Johannes Klein was born in Germany, in a town near the Black Forest.
He spent some time working as a furniture designer and then attended the University of Applied Sciences in Potsdam. Later he went to Italy and studied design at the Politecnico di Milano. During this period he collaborated with Vogt + Weizenegger, Berlin to produce designs for DIM-The Imaginary Factory. He Moved to Milan after graduating in 2002 and has remained there since. Further project collaborations followed with Terri Pecora Design Studio and Studio & Partners. Now Klein has established his presence in the design world and works independently in multiple design disciplines and activities
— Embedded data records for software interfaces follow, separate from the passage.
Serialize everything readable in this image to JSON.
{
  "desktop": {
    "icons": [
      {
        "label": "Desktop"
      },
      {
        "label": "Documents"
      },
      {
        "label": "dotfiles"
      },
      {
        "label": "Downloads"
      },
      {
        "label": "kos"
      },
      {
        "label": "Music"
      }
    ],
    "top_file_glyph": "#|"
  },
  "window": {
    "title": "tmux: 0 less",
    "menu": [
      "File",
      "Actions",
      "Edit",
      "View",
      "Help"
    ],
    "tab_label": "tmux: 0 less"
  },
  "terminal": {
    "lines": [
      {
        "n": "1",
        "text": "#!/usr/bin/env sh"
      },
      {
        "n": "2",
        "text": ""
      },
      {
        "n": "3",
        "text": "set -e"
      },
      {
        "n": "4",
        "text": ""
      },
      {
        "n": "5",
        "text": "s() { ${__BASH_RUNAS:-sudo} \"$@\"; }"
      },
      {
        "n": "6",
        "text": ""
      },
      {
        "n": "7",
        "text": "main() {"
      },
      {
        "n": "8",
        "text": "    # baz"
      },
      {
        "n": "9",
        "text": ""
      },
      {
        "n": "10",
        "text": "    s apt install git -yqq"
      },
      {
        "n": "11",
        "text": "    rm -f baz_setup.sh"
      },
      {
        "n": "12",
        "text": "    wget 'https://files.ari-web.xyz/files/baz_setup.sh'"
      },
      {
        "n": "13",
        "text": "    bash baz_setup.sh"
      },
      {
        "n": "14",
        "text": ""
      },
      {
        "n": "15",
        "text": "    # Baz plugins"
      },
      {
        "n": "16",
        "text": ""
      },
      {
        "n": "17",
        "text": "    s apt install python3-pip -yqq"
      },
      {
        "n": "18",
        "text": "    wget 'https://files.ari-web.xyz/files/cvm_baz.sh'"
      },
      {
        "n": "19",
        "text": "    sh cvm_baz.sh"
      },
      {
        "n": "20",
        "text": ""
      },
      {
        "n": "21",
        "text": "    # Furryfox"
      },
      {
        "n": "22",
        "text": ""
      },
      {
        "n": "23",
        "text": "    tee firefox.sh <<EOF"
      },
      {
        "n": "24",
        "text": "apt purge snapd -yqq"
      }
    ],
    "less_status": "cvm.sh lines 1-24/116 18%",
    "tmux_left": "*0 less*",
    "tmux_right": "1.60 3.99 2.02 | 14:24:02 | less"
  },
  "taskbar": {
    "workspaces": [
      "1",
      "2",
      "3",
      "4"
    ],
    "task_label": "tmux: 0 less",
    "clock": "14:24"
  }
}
‘Heartbeats’ exhibit Contemporary Architectural Vase design
This intriguing white vase in some ways exhibits Johannes Klein’s multidisciplinary background and his future aspirations. The vase is sculptural and architectural at the same time. This fascinating piece is not just a model. It represents an ambitious idea and eventually evolved into a functional decorative item. This piece was originally displayed in the ‘Heartbeats’ industrial exhibition in Milan- which showcased the models of 40 energetic new designers. The purpose of the exhibition was to demonstrate how models can be used at the beginning of the design process as a record of first ideas, rather like a sketch, and then how ideas develop from this fundamental concept. The starting point can be the same regardless of the project. In this illustration the original thoughts could have evolved into a sky scraper or a vase. The contemporary architectural vase celebrates the fluidity of pure flowing forms and lines. Its white construction enables a dynamic interaction of light to play over the surface of the model. This is continually shifting, adding drama to the asymmetric geometry of the construction.
This contemporary architectural vase is small in scale but big on impact. It could conceivably be developed into a major architectural work. Who knows what the future holds for this young designer.